Ask any blogger and they’ll tell you the reason they take time out of each day to deliver hundreds of words for people to read is because there’s stuff inside their head that has to come out so they can achieve something that resembles sanity. Before posting on the internets started happening somewhere around 1995 (2005 for me) people picked up ink pens or pencils and wrote in diaries. In between diaries and blogs, was Eddie Vedder and his left arm. Pay attention to the 2:30 mark of this 6:20 YouTube video.
What was that? It was Ed proclaiming his support for women’s choice over their own bodies during an instrumental break of Porch, the 8th track off their legendary “Ten” album during a 1992 MTV Unplugged Performance. Since the lead singer of Pearl Jam didn’t have a blog, he spent thirty seconds doing something some us would take an thirty minutes or more to type on a computer. The message was powerful. Elvis Presley, Jim Morrison or Diamond David Lee Roth never supported women’s rights while rockin’ out.
If you pay close attention to social media, talk show hosts (specifically right wing ones), and “traditional” news outlets, bloggers get a very bad rap. To be fair, President Barack Obama even took a shot at us recently, although I think he was referring to people who post things with a political point of view opposite of his. I find it interesting that as I write this piece, he’s blogging for Huffington Post about gay rights legislation http://news.yahoo.com/obama-turns-blogger-to-make-pitch-for-gay-rights-bill-063547333.html , I think his bill is major league important and I’m pleased he decided to go to writing on the internet to stress it’s need for passage. See, Mr. President posting stuff on the web isn’t so bad is it?
Bloggers are important. We matter.
There is a lot of misinformed people in the world. If you want to call them stupid, go ahead. I prefer “dumb”. Dumb can be corrected. Dumb just means they haven’t been provided smart. Stupid people can be handed smart then reject it and thus be more than dumb. This is what makes what Eddie Vedder’s arm so impactful. Twenty-one years ago we learned that rock stars, formerly thought to be mindless hedonists with nothing more to say than “sex, drugs and rock and roll”, had meaningful voices. Some of them in the early 1990s - Vedder, Kurt Cobain, Chris Cornell, Zack De la Rocha, and others- had great things to add to the culture.

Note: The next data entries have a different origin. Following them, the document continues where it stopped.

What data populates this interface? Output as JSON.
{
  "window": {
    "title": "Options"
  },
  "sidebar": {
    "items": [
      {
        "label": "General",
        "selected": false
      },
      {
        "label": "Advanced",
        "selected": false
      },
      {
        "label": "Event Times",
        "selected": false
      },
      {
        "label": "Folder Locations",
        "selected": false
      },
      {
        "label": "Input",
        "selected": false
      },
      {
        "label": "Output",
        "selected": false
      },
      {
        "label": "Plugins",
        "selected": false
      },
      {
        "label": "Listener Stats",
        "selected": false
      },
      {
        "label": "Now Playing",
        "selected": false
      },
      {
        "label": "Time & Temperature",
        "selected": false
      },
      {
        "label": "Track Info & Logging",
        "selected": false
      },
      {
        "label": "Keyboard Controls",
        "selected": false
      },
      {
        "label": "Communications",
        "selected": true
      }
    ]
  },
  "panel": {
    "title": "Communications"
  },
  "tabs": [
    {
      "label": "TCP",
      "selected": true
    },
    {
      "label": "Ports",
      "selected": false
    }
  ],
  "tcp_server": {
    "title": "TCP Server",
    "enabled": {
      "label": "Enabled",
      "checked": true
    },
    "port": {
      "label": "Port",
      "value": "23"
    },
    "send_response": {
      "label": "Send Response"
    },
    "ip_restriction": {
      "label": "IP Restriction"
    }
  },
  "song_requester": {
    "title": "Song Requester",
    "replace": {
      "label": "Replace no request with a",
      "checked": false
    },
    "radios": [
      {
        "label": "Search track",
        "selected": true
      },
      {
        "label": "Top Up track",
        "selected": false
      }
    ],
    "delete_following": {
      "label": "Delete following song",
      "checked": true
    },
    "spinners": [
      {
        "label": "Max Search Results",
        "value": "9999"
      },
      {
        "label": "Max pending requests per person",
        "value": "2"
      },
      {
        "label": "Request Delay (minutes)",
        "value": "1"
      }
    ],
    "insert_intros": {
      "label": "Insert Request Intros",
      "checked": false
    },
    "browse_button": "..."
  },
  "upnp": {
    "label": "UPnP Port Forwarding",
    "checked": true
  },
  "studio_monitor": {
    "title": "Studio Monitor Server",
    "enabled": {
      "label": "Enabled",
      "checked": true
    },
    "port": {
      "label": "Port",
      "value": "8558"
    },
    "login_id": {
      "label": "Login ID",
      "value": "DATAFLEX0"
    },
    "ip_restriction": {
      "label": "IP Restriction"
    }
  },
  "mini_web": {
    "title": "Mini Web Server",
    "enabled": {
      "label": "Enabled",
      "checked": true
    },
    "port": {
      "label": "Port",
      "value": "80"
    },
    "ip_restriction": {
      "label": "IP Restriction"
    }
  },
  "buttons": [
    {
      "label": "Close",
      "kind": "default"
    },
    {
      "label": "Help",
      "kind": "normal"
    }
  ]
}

They just needed a way.
If you google “blogging” or “bloggers” there are dozens of entries about how this forum is dead and we should all go get real lives, whatever those are. Instead of paying attention to the message and or the messenger, anti-bloggers (I refuse to use the word “haters”) always point to how it’s rendered. Because it comes from someone’s computer and not filtered through a new agency or pulpit or government, then it must be wrong. I’ve personally never posted anything on My Blog Can Beat Up Your Blog or my other blogs, the defunct Sprocket Ink, or the current Raised On The Radio ( www.raisedontheradio.com) without hours of research, reading, planning, and editing. Can I say the same for some other corners of the innerwebz? Of course not.
From 1988 till 1994 I worked in the news business. I found employment and training through five different radio stations, one newspaper, and one television station. By the end of my six and a half years I learned one basic thing that I use now.
This means don’t:
reveal sources who request anonymity
fill in blanks with stuff that doesn’t exist
present yourself as something or someone you are not
worry about what other people think as long as you’re telling the truth and or what’s in your heart.
With the demise of Sprocket Ink, my outlet for political and pop culture opinion is stunted, but I’m going to try to quench that thirst for the next couple of months until my new opportunity becomes a reality.
What I do here, every day, whether fiction or non-fiction, is climb up on my stool and draw on my arm with a magic marker.
Porch isn’t a song about issues or the news. It was originally written by Eddie Vedder as a tune of regret for not having a relationship with his birth father. Most people use it as a break-up song. But when I play that video, I always think about walking out on my porch and watching my daughters, aged 17, 10, and 9, playing in the front yard or arriving home after being out in the world. Suddenly Porch is about protecting them and showing them an example of someone who isn’t afraid to express their opinion.
This is what makes blogging bad ass and I’m proud to do it.
Are you looking for something interesting and music driven to read? I have two for you. My books, The Ballad of Helene Troy, an underdog story about a female musician in New York City, and Soul To Body, about an ex-1990s guitar player trying to raise his teenage daughter after the death of his wife, her mother, are available, digitally, on Amazon.com for your kindles, and in paperback from Lulu.com